It is sort of a chicken and egg question; but which came first, swine production contracts or the increased concentration in the pork industry? What is your guess? Agriculture changes structurally and in the span from 1992 to 2004, the number of hog farms declined over 70%; while the number of large hog farms increased their share of the swine inventory from 28% to 79%; and at the same time the share of hogs marketed under production contracts rose from 5% to 67%. All of this was happening while the US hog inventory remained somewhat stable. So what is your guess did concentration or contracts come first?

To answer that question, we’ll ask Nigel Key, he is an economist with USDA’s Economics Research Service and studied whether concentration and contracts are related and whether contracts have allowed swine operators who are finishing hogs to expand in their scale of operation. Regardless of the answer, the structural change has drawn the attention of lawmakers who have changed many laws in an effort to provide more protection for the farm operator.

Key says there are three ways a contract environment can help production scale increase:
1) If contractors offer agreements to larger operators, then packers need to regulate their flow of inbound hogs which would increase the scale of operations.
2) Contracts are seen by lenders as guarantees for loan repayment, and they are more willing to finance any expansion.
3) Contracts protect income risk, which allows them to survive longer and grow faster.
Key says, “Contracting may facilitate technological changes that increase the scale at which average costs are minimized. There is evidence that production contracts enhance farm productivity, perhaps by providing access to managerial expertise and high quality proprietary inputs - such as feed and genetic stock – that are not available to independent producers. It is plausible that productivity gains increase the optimal scale of production and promote the growth in farm size.” Key also says, “There is no plausible reason to believe that the availability of contracting should influence the rate of farm growth directly. However, indirectly, contract availability should raise the relative profitability of contracting, increase the likelihood of contract adoption and thereby increase the rate of farm growth,”

When looking at the changes between the 2002 and 2007 agricultural census, Key says the mid-sized hog operations showed growth. “For hog operations (marketing) between 1000 and 5000 head contract operations grew significantly more than independent operations. For these mid-sized operations, those with production contracts grew about nine percentage points more than independent operations (in terms of average percent change) over the five years between Censuses. He says the larger and smaller operations had less statistical significance. And Key adds, “For continuing operations having fewer than 5000 head, use of a production contract in 2002 is associated with greater growth in farm size. Specifically, the use of a production contract was associated with a 15% increase for small farms, an 11% increase for medium farms, and a nearly 10% increase for large farms, compared to observationally similar farms that did not use a production contract.

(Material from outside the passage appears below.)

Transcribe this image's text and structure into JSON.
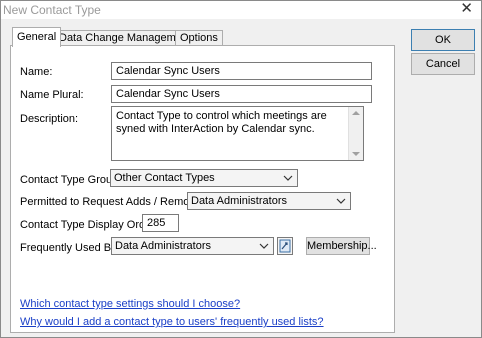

Interestingly, Key says contracts may help in growth, but not in sustainability, “Contracting was found to be correlated with more growth in the scale of production for farms with fewer than 5000 head, and with an 11% increased likelihood of farm business survival for farms with 5000 head or more. In other words, for small and medium –scale operations, contracting is positively associated with farm growth, but not with farm survival.”

In conclusion, the USDA economist says it is possible that production contracts may help with production financing to grow, and for the medium sized operation, a production contract was associated with greater growth after the contract was signed. However, he also found that many producers with production contracts are also more highly leveraged, and more vulnerable to fluctuations in market conditions. For the largest operations, contracts serve to ensure sustainability.

Production contracts in swine production have gone hand in hand with increased production scales for the fewer hog farms that remain. The largest farms have used them to ensure sustainability, while the smaller and medium sized operations have used contracts to grow in size of operation.

Source: Stu Ellis, University of Illinois